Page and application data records
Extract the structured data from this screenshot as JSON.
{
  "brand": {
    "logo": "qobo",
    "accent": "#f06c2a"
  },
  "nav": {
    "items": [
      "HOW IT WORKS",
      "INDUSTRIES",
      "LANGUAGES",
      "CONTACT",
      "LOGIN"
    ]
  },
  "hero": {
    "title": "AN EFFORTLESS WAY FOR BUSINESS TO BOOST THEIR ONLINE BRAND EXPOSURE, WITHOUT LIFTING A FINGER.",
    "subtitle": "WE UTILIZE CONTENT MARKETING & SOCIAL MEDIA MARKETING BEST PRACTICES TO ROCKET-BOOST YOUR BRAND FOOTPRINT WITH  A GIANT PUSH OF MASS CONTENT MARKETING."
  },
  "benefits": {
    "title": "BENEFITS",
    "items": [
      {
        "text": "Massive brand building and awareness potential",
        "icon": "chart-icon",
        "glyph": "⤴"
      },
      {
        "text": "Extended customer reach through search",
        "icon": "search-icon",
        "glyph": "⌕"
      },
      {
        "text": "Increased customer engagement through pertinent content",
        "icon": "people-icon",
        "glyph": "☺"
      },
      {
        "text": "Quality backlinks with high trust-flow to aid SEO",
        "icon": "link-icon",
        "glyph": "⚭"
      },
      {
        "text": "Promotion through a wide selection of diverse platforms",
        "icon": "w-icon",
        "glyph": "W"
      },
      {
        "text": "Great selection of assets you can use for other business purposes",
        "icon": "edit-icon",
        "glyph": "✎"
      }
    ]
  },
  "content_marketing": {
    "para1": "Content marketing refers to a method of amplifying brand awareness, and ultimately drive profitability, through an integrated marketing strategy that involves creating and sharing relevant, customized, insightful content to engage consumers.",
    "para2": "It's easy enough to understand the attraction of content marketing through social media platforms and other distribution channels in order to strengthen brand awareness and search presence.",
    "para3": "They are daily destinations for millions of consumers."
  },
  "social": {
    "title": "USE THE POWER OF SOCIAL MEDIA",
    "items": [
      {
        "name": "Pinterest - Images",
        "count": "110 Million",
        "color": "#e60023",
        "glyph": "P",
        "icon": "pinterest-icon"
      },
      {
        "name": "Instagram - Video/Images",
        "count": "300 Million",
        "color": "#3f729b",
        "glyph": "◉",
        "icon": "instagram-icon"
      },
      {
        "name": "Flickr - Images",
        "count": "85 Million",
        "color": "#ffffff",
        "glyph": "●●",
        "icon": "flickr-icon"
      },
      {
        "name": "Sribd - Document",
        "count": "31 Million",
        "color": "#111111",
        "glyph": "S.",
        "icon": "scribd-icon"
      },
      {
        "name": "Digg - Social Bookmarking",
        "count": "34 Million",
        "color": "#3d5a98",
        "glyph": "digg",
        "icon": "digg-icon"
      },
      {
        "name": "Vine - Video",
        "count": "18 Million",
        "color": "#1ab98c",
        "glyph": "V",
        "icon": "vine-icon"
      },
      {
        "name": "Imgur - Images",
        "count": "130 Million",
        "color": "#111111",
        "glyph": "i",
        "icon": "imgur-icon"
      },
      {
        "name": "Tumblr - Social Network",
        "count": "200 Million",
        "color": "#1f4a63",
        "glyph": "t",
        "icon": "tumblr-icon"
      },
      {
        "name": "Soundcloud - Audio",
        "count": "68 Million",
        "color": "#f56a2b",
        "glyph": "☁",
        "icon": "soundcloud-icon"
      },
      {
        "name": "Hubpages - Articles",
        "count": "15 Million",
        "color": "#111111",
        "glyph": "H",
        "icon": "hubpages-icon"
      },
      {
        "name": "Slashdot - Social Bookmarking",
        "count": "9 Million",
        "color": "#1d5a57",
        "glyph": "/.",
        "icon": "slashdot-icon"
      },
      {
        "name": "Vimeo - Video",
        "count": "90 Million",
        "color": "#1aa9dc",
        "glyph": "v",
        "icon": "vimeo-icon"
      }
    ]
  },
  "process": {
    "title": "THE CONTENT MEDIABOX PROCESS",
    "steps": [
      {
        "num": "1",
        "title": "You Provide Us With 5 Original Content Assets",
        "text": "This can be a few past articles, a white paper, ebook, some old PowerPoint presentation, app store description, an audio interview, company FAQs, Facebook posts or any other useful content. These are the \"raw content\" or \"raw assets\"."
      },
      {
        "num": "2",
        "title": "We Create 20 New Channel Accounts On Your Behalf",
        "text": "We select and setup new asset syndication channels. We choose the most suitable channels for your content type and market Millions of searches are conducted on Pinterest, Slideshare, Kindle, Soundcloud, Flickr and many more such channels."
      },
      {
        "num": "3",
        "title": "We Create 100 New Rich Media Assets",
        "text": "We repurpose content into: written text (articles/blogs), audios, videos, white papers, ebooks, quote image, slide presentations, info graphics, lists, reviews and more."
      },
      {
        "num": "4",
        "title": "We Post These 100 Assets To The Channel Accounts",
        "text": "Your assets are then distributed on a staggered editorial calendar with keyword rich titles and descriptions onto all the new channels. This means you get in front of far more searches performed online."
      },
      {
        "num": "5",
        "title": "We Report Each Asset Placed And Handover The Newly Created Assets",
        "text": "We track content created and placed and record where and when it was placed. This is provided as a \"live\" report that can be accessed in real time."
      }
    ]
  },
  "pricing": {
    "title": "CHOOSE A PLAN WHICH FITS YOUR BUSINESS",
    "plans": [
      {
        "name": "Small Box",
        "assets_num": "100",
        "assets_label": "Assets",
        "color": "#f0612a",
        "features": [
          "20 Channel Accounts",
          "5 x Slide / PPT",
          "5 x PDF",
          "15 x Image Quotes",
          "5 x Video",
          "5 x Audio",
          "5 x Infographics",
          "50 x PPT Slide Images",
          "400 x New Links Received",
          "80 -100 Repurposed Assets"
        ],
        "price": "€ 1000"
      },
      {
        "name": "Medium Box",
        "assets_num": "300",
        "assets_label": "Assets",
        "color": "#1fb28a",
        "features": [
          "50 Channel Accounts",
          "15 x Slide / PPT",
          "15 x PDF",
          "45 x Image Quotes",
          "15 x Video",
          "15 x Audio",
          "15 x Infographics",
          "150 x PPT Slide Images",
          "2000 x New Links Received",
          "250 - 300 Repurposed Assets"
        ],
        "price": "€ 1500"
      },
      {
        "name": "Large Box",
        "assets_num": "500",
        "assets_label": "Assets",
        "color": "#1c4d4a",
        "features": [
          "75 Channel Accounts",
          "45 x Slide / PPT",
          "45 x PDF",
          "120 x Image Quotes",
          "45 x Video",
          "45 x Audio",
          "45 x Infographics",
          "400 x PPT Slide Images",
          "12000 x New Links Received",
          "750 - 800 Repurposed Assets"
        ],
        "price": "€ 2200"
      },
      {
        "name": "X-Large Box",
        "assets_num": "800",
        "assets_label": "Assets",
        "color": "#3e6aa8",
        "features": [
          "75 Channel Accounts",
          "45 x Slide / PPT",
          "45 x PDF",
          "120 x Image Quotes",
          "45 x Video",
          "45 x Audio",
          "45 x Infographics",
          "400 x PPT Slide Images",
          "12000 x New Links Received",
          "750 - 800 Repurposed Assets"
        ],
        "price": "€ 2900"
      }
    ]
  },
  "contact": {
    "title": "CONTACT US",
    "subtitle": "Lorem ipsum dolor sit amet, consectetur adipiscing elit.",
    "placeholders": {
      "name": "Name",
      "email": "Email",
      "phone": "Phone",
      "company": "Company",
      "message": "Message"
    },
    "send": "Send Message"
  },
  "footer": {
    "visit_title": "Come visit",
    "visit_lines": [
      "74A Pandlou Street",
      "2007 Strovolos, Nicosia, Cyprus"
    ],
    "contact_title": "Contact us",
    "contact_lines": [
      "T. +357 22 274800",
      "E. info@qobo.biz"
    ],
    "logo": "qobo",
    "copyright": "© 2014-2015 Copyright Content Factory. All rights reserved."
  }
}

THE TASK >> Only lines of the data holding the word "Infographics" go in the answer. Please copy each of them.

RESPONSE TO THIS EXERCISE >>
          "5 x Infographics",
          "15 x Infographics",
          "45 x Infographics",
          "45 x Infographics",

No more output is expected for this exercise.